There are a billion people in the Communist empire operating from central lines and in a belligerent phase of their national development. So that I think this is a period of great danger for Asia, and I hope that in the months ahead thought can be given to what role we can play as partners, because Japan and the United States are partners, what role we can play to attempt to prevent the domination of Asia by a Communist movement which is in its essence today a believer in not only the class struggle, but also in the international class struggle of a third world war.
So that we want you to know you are most welcome here at this time.

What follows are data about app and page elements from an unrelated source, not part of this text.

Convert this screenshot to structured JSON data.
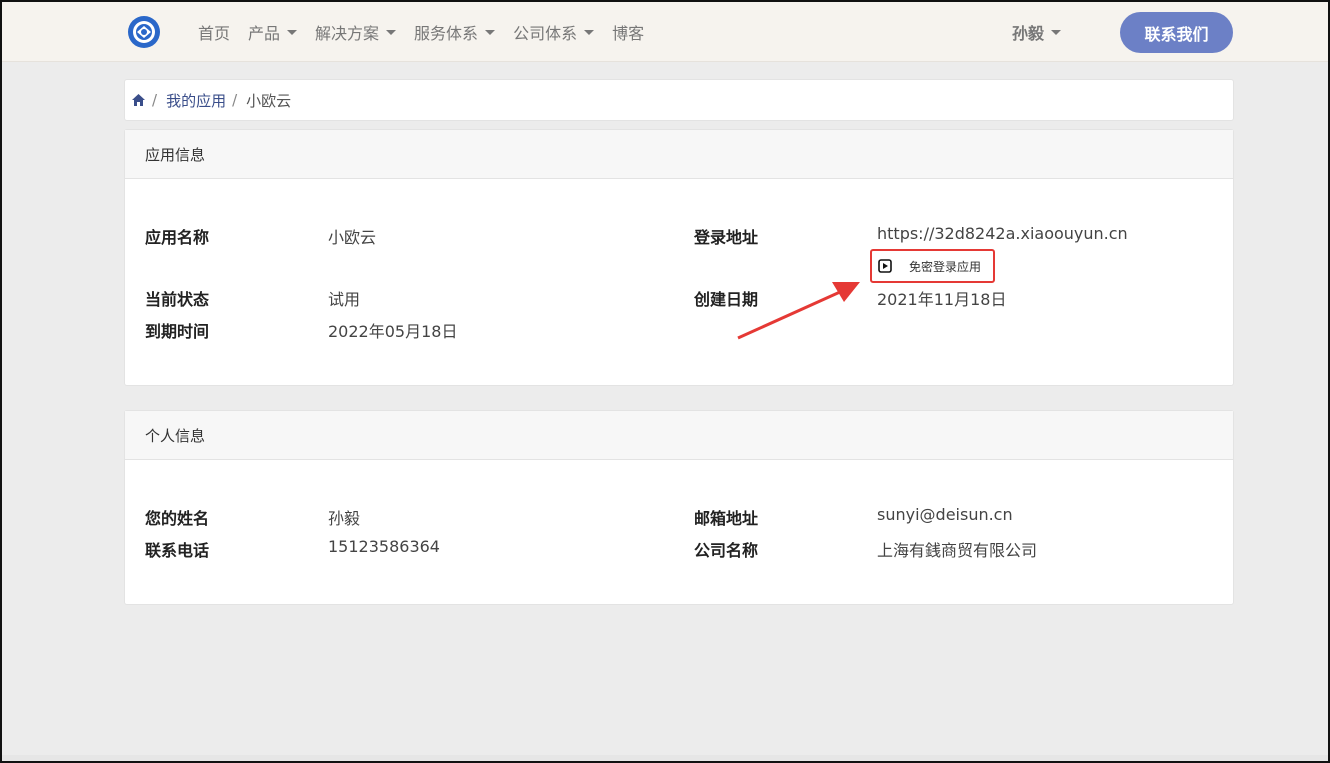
{
  "nav": {
    "items": [
      {
        "label": "首页",
        "dropdown": false
      },
      {
        "label": "产品",
        "dropdown": true
      },
      {
        "label": "解决方案",
        "dropdown": true
      },
      {
        "label": "服务体系",
        "dropdown": true
      },
      {
        "label": "公司体系",
        "dropdown": true
      },
      {
        "label": "博客",
        "dropdown": false
      }
    ],
    "user": "孙毅",
    "contact_label": "联系我们"
  },
  "breadcrumb": {
    "link": "我的应用",
    "current": "小欧云"
  },
  "app_info": {
    "title": "应用信息",
    "name_label": "应用名称",
    "name_value": "小欧云",
    "status_label": "当前状态",
    "status_value": "试用",
    "expire_label": "到期时间",
    "expire_value": "2022年05月18日",
    "login_label": "登录地址",
    "login_value": "https://32d8242a.xiaoouyun.cn",
    "free_login_label": "免密登录应用",
    "created_label": "创建日期",
    "created_value": "2021年11月18日"
  },
  "personal_info": {
    "title": "个人信息",
    "name_label": "您的姓名",
    "name_value": "孙毅",
    "phone_label": "联系电话",
    "phone_value": "15123586364",
    "email_label": "邮箱地址",
    "email_value": "sunyi@deisun.cn",
    "company_label": "公司名称",
    "company_value": "上海有銭商贸有限公司"
  },
  "colors": {
    "accent": "#6c80c6",
    "highlight": "#e53935",
    "link": "#3a4e8a"
  }
}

We regard ourselves as very commonly committed to this great effort--Japan, the United States, Western Europe--and expanding from these vital areas, all those other countries which desire to be independent, so that you are most welcome here.
I hope that you will go home realizing that the United States regards as essential to its security your security. We hope that you feel the same way and that we can move in the sixties, Japan and the United States, playing a useful role in the defense of freedom in a most important part of the globe.
I will say that we have a mountain available to any of the Cabinet Ministers who want to indicate their friendship to the United States by climbing it as a compliment to Secretary Udall--perhaps the Finance Minister. In any case, I hope that you will all join with me in toasting the Japanese people, to their welfare and prosperity and peace, to the Prime Minister and to his leadership, and to the members of the government who are here, and most of all to the very good health of the Emperor.
Note: The President spoke at a luncheon in the State Dining Room at the White House. Mr. Masayoshl Ohira, Japan's Minister for Foreign Affairs, responded with brief remarks.
The trade delegation was in Washington to attend the meeting of the Joint United States-Japan Committee on Trade and Economic Affairs.
John F. Kennedy, Remarks at a Luncheon in Honor of a Japanese Trade Delegation Online by Gerhard Peters and John T. Woolley, The American Presidency Project https://www.presidency.ucsb.edu/node/236665